If you want a strong, coherent point of view, '30 Rock's' gleeful trashing of NBC's Kabletown merger has been consistently hilarious. '30 Rock' generally excels when it bites the hand that feeds it, whether it's via Jack's weird management style or any number of swipes at NBC's programming (the 'Gals on the Town' sitcom parody from a while back was particularly inspired). When '30 Rock' takes aim at corporate suits and celebrity entitlement, it's at its most confident and savagely funny.
Having said that, there can be such a thing as too much celebrity entitlement (and no, I'm not talking about Charlie Sheen again). I've never had much time for Jenna, and at this point, I'm not sure '30 Rock' needs two self-absorbed thespians who are constantly acting out and making life hell for Liz. Tracy and Jenna's storylines often feel redundant and repetitive, but Tracy Morgan's deadpan line delivery and wackadoo sweetness are still pleasing five seasons in. Jenna's relentless idiocy and narcissism -- not so much.
This is an aging show that could use some fresh blood. Why not get rid of Jenna and bring in a new cast member for 'TGS'? Maybe 'TGS' could hire an actress (or writer) who is not an airhead -- or maybe she could be an airhead with good ideas. Or the character could simply be a clever and funny addition to 'TGS,' and could act as a sounding board for Liz (which appeared to be the idea behind the character way back in the day). The show certainly doesn't need another childish weirdo Liz has to control.
Truth be told, Liz is part of the reason '30 Rock' has been less than satisfying in recent seasons. It'd be a relief to have a female character on the show who could provide a counterpoint to '30 Rock's' constant need to point out that Liz is, in many arenas, a loser.
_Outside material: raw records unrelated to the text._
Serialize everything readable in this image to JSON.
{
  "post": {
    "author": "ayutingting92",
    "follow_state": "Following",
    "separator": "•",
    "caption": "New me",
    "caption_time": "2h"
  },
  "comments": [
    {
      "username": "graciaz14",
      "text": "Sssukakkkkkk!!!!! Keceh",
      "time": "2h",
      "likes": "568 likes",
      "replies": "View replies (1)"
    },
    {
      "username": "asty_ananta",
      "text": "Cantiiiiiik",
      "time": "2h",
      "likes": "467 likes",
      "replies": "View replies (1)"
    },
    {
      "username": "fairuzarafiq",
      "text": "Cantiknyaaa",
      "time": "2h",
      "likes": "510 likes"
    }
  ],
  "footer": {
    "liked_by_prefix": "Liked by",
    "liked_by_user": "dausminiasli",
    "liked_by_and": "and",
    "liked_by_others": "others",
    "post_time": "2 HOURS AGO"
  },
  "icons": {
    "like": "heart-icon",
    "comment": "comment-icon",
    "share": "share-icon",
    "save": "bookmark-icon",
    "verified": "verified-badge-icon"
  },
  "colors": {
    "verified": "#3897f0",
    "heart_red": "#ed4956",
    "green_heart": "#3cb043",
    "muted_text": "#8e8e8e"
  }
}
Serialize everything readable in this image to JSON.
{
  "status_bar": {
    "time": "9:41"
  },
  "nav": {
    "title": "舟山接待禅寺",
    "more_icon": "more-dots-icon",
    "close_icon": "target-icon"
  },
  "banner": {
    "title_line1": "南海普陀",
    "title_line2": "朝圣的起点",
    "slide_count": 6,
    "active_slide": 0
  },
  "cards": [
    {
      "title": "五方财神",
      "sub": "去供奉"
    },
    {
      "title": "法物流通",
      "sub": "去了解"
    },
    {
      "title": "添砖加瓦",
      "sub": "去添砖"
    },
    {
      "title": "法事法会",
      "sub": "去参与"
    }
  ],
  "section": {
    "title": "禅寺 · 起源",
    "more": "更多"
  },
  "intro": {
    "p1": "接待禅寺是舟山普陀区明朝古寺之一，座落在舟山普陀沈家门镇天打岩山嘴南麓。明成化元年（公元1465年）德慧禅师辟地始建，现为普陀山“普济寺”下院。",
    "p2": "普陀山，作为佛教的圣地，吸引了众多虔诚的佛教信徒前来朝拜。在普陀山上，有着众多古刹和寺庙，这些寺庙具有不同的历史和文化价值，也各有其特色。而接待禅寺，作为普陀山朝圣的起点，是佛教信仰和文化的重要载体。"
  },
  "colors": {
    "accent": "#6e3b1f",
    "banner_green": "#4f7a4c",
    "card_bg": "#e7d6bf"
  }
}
Bringing in a new female character might not solve the problems of women in comedy. But it might shake things up for one comedy in need of some new targets.http://www.tvsquad.com/2011/03/10/30...ina-fey-women/